_TASK STATEMENT_:
From the line with "Serialize everything readable" to the final line of the records, reproduce every line exactly and only those lines.

Page and application data records:
━━━
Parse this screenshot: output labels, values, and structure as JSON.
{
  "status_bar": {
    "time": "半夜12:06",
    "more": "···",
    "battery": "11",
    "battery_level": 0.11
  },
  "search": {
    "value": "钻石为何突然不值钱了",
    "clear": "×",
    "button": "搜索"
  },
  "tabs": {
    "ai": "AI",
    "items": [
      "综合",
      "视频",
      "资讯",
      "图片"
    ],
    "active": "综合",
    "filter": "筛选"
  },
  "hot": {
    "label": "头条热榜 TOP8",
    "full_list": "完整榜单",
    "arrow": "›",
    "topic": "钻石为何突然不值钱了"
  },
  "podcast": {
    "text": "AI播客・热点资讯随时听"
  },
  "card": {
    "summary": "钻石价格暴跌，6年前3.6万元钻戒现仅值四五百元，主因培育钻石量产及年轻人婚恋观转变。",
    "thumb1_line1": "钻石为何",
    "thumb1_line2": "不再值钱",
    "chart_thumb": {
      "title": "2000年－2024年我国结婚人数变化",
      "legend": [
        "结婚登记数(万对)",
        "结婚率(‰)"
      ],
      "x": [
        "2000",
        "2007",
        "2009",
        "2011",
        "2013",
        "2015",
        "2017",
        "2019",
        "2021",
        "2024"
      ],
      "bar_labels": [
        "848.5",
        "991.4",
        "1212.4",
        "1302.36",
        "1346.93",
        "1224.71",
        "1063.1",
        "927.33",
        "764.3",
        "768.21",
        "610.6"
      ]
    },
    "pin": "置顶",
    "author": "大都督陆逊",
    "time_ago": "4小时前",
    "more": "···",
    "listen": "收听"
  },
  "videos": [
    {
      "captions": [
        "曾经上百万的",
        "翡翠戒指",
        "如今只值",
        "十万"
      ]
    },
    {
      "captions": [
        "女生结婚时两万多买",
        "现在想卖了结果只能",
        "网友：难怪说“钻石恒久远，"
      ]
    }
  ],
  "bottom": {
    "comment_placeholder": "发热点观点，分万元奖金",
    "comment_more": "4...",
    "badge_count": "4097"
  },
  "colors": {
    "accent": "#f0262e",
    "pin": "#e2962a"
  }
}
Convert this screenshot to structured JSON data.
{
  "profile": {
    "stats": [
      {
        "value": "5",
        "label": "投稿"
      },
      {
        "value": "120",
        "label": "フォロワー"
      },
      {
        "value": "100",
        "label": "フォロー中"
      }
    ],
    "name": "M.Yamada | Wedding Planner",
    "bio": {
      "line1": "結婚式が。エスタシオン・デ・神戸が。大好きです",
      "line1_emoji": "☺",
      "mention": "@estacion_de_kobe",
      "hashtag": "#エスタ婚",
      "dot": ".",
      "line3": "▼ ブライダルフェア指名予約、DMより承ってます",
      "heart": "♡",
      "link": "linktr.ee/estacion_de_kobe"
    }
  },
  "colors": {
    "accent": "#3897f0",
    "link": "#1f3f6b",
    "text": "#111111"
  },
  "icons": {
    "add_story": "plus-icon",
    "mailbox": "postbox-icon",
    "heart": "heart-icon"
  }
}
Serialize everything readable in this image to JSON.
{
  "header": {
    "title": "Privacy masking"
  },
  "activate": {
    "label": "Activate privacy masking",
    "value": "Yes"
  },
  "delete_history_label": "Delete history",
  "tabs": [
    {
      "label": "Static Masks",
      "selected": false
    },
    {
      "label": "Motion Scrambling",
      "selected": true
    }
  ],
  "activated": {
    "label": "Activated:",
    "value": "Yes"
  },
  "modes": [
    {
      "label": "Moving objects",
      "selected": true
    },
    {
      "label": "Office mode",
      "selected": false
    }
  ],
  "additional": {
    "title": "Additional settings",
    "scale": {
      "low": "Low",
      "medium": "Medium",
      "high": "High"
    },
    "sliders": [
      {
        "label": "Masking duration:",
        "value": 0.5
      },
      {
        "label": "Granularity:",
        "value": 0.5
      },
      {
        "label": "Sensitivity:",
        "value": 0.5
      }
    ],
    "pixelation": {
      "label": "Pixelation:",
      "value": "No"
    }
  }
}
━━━
_EXERCISE SOLUTION_:
Serialize everything readable in this image to JSON.
{
  "header": {
    "title": "Privacy masking"
  },
  "activate": {
    "label": "Activate privacy masking",
    "value": "Yes"
  },
  "delete_history_label": "Delete history",
  "tabs": [
    {
      "label": "Static Masks",
      "selected": false
    },
    {
      "label": "Motion Scrambling",
      "selected": true
    }
  ],
  "activated": {
    "label": "Activated:",
    "value": "Yes"
  },
  "modes": [
    {
      "label": "Moving objects",
      "selected": true
    },
    {
      "label": "Office mode",
      "selected": false
    }
  ],
  "additional": {
    "title": "Additional settings",
    "scale": {
      "low": "Low",
      "medium": "Medium",
      "high": "High"
    },
    "sliders": [
      {
        "label": "Masking duration:",
        "value": 0.5
      },
      {
        "label": "Granularity:",
        "value": 0.5
      },
      {
        "label": "Sensitivity:",
        "value": 0.5
      }
    ],
    "pixelation": {
      "label": "Pixelation:",
      "value": "No"
    }
  }
}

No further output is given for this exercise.